Industrialization in the last century in America has encouraged thinking that advocates for less understanding of a whole system. Media and the marketplace continue to promote a techno-utopian idealization of the future for a collective humanity. This perspective is either naïve to or knowingly benefits economic and political interests. This type of endorsement persists in the face of every new disaster: as we alter our own ability to inhabit the planet, we will continue to believe we can counter the damage with another technological innovation. When I examine fragmentation, whether in learning, attention, or the obscure links within a long supply chain I ask: who has access to the larger picture, and the power that comes with it?
I’m currently studying the potential for micro and macro networks to participate together in interdependent systems of exchange: with each other, the earth, and non-humans. The Internet, with its decentralized network of attributes, seems the perfect place for this research to accumulate.
This site will consist of short essays, scanned notes, collected and uploaded research.

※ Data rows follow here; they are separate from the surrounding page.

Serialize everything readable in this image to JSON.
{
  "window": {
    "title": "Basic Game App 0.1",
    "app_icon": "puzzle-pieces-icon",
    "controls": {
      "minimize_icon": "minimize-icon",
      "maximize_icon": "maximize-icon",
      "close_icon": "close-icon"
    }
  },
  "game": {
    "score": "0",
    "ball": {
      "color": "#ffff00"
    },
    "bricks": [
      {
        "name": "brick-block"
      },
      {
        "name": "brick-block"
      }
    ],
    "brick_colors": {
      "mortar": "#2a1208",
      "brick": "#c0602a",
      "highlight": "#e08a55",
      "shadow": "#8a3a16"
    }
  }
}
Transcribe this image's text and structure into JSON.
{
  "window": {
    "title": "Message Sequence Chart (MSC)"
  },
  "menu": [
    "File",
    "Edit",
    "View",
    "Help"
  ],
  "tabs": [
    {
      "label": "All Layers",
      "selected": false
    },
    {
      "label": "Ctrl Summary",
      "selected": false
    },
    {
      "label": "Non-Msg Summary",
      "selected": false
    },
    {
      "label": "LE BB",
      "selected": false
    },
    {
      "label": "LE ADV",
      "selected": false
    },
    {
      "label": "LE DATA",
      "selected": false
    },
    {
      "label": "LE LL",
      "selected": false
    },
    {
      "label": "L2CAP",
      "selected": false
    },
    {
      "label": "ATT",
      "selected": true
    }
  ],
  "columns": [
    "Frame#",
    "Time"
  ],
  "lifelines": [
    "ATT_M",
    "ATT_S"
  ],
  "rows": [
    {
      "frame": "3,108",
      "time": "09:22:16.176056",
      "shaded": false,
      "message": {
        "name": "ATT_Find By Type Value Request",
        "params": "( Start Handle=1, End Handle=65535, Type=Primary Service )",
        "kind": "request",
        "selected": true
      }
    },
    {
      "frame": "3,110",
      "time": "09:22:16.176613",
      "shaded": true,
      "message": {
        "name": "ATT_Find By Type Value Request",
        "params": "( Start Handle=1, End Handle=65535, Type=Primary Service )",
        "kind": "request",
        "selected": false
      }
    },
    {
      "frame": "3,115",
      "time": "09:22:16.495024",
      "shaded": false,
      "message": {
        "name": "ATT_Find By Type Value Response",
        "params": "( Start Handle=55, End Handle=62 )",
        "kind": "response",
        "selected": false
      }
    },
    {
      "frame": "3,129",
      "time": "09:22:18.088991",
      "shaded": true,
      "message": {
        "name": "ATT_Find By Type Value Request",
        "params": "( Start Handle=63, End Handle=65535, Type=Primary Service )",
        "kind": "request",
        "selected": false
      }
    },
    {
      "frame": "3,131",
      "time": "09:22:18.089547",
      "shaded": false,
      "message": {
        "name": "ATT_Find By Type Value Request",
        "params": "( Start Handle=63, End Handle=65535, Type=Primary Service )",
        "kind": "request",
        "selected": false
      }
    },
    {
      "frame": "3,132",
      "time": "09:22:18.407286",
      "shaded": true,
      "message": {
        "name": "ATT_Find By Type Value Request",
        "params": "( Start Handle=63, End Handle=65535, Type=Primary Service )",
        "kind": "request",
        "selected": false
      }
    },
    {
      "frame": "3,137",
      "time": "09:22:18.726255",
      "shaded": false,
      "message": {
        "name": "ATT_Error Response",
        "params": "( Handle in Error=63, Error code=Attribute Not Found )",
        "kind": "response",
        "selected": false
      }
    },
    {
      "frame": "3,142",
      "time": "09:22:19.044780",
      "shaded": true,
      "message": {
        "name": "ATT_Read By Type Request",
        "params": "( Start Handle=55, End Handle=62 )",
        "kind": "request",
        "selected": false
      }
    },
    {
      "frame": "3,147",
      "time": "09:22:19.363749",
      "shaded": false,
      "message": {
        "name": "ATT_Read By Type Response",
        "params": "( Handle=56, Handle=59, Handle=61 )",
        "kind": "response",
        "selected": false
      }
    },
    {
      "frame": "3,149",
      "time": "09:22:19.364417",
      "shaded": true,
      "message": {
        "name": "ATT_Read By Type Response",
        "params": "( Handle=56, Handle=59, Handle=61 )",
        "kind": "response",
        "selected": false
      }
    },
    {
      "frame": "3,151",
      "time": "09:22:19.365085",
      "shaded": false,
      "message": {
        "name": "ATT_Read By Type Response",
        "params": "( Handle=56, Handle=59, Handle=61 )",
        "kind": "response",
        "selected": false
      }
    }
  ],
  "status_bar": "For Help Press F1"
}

As tribute to whole systems thinking, it will be organized using the overarching framework of the 1968 Whole Earth Catalog as a set of overlapping categories:
- Shelter and Land Use
- Industry and Craft